*** DATA SUPPLIED ***

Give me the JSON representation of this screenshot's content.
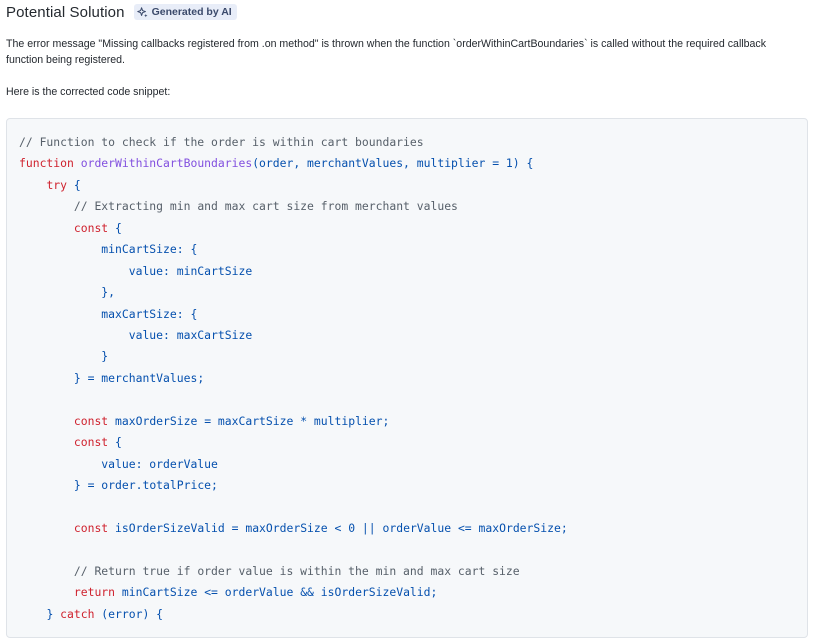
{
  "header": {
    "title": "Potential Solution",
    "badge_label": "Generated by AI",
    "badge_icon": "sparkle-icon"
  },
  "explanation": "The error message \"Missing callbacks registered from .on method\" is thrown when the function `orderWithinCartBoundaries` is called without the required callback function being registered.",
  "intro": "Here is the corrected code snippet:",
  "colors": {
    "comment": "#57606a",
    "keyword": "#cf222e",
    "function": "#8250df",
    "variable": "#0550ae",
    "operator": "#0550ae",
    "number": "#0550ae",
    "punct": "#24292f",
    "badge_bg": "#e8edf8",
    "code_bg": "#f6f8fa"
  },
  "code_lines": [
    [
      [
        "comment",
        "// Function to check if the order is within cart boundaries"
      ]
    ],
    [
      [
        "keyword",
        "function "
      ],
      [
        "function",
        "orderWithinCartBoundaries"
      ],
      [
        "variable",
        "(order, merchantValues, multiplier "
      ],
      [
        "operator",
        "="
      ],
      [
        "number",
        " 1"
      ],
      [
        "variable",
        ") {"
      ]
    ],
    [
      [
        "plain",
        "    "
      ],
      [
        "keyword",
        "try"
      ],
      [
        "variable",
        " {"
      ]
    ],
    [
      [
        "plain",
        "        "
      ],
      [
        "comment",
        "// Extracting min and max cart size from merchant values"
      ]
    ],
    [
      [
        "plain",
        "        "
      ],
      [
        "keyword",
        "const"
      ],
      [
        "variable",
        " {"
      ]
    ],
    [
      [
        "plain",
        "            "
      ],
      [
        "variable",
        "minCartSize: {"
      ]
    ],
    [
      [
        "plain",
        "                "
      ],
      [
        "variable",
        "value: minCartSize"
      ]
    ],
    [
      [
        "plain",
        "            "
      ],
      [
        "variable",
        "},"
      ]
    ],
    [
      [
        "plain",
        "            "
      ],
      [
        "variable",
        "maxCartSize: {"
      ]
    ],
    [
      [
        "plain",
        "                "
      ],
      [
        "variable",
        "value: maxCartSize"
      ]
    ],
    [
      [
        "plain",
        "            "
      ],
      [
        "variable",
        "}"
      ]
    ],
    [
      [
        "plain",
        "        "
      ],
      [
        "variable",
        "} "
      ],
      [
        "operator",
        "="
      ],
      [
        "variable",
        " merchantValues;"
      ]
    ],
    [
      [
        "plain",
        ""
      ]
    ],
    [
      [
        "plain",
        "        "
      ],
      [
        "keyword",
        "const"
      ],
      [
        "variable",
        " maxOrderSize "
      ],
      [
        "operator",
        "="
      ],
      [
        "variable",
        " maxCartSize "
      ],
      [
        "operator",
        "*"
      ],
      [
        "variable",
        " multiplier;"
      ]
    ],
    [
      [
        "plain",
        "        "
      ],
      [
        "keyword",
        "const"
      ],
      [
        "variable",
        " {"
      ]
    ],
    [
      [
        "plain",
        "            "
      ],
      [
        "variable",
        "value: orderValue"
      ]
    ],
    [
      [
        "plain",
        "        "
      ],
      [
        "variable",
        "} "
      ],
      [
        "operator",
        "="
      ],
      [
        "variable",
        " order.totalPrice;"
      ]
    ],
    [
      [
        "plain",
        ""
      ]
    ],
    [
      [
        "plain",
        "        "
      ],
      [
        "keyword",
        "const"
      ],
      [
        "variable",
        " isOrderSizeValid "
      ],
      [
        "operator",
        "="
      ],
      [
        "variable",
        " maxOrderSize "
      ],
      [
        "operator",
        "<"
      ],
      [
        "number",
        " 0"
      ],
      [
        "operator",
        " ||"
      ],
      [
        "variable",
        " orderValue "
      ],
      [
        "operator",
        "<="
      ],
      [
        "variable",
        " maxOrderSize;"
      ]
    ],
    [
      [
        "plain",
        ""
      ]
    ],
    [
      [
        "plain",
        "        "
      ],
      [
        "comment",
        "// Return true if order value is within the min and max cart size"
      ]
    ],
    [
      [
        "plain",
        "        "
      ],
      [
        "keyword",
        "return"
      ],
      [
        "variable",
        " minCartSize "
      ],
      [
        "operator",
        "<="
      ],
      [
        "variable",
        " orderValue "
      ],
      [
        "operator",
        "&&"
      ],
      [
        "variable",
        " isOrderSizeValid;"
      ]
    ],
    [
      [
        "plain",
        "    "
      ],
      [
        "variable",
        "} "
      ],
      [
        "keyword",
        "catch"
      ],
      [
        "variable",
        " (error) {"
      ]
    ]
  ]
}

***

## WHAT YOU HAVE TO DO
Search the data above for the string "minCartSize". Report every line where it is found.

## OUTPUT OF THE EXERCISE
        "minCartSize: {"
        "value: minCartSize"
        " minCartSize "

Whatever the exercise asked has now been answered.